It's probably not all that surprising that brand new Stanford undergraduates would be interested in messing around with robots, computer programming and touch-based feedback systems, the subject of a freshmen seminar called "Haptics: Engineering Touch" taught by mechanical engineering professor Allison Okamura, PhD. But it was interesting, Okamura says, how many of her students chose to combine those elements into devices to help people with conditions like diabetes or blindness.
Her students are just starting out in college and many are unsure about their future plans, making their focus on assistive technologies all the more intriguing, says Okamura, a member of Stanford Bio-X and the Stanford Neurosciences Institute.
Okamura held an open house recently, where the class's six teams got a chance to show off devices they had created, which included a high-tech version of the game Operation intended to help train surgeons, a vibrating glove designed to give something like depth perception to blind people and to something called "Haptic Headband." A steady stream of curious graduate students, postdocs and professors came by to check out the scene, a testament to just how interesting the students' work was, Okamura says.
Among those curious visitors were university photographer Linda Cicero and me. We chronicled our visit in a story and photo gallery, including the shot above, which shows visiting scholar Rui Yang testing a depth-sensing glove, which could be used to help blind people map out their environment or workers in low-light situations, team member Alema Fitisemanu, not pictured, explained.

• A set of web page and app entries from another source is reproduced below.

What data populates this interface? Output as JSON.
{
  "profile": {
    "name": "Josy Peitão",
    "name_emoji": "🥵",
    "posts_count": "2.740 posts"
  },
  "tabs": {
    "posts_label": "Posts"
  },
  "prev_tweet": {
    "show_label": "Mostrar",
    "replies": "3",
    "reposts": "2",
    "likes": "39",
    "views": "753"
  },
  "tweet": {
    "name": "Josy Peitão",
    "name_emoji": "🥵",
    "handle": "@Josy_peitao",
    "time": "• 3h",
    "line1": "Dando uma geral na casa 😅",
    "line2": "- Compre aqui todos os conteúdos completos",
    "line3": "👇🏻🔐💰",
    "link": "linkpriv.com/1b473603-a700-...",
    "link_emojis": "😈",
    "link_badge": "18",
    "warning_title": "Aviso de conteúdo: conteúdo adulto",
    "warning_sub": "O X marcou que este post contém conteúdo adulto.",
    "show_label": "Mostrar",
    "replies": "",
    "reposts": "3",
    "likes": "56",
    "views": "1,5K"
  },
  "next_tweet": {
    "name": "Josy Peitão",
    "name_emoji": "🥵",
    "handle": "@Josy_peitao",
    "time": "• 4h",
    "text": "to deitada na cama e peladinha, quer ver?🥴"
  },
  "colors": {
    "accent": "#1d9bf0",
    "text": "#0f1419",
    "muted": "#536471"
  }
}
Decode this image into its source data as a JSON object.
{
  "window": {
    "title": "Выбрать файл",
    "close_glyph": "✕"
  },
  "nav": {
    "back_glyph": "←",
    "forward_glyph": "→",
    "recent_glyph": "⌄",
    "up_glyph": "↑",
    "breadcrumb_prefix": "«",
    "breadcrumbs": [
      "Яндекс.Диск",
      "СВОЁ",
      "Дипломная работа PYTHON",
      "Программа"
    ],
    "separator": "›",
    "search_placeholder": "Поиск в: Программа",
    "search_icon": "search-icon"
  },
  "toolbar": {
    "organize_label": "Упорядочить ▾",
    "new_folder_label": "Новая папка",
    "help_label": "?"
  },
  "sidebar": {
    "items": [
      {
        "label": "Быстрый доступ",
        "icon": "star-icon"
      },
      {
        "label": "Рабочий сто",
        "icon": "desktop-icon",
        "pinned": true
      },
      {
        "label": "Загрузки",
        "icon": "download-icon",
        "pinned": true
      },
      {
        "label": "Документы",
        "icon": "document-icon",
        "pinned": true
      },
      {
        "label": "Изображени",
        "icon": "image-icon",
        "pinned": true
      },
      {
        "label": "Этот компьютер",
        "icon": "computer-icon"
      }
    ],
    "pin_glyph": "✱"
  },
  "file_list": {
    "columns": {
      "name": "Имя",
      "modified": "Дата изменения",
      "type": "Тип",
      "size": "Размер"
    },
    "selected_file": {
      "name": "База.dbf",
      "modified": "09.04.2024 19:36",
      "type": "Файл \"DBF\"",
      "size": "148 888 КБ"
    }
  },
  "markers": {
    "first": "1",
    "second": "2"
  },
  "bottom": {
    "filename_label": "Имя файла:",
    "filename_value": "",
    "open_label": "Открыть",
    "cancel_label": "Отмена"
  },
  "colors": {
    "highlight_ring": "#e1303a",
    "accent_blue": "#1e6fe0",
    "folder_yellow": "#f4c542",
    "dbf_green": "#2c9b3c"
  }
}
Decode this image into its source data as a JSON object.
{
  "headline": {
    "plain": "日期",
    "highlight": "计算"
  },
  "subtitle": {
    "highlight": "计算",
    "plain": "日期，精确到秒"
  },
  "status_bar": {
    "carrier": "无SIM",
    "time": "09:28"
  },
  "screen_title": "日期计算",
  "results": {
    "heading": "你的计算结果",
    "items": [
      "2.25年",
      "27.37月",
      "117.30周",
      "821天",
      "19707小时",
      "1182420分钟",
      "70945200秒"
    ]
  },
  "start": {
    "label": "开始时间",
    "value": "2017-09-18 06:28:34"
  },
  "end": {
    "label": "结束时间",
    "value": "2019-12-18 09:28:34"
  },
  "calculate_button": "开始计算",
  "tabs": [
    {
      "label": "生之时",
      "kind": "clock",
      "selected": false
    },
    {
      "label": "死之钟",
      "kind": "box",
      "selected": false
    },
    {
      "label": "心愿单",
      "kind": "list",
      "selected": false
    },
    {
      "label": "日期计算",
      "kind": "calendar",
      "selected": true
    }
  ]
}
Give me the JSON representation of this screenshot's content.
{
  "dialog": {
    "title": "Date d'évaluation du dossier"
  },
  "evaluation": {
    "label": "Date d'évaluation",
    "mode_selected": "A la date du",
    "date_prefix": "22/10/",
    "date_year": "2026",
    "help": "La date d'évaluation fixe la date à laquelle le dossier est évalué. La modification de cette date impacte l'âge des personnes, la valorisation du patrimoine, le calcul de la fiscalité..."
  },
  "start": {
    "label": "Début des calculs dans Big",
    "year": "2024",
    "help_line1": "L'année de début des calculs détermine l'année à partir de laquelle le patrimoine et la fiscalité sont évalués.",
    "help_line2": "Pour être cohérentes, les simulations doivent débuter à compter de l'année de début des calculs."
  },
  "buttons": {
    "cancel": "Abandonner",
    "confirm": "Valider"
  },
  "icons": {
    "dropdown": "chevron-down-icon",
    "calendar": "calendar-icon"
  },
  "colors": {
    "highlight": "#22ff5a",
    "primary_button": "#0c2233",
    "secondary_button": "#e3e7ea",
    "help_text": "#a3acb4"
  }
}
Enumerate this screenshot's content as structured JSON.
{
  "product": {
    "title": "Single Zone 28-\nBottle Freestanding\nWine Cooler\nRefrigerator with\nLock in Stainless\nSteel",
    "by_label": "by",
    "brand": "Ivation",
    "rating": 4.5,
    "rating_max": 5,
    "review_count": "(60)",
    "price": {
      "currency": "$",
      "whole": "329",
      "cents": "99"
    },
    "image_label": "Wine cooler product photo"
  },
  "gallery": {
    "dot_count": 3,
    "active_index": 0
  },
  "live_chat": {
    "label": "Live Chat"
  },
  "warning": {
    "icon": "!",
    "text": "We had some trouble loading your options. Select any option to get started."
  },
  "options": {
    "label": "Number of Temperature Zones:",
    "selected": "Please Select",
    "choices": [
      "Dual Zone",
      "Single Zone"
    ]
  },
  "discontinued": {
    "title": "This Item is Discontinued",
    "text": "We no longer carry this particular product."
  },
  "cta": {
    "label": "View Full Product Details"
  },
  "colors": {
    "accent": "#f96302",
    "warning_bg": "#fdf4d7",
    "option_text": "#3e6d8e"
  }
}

Previously: Replicating the sensitivity of human touch in robots and Touch-sensitive, self-healing synthetic skin could yield smarter prosthetics
Photo by L.A. Cicero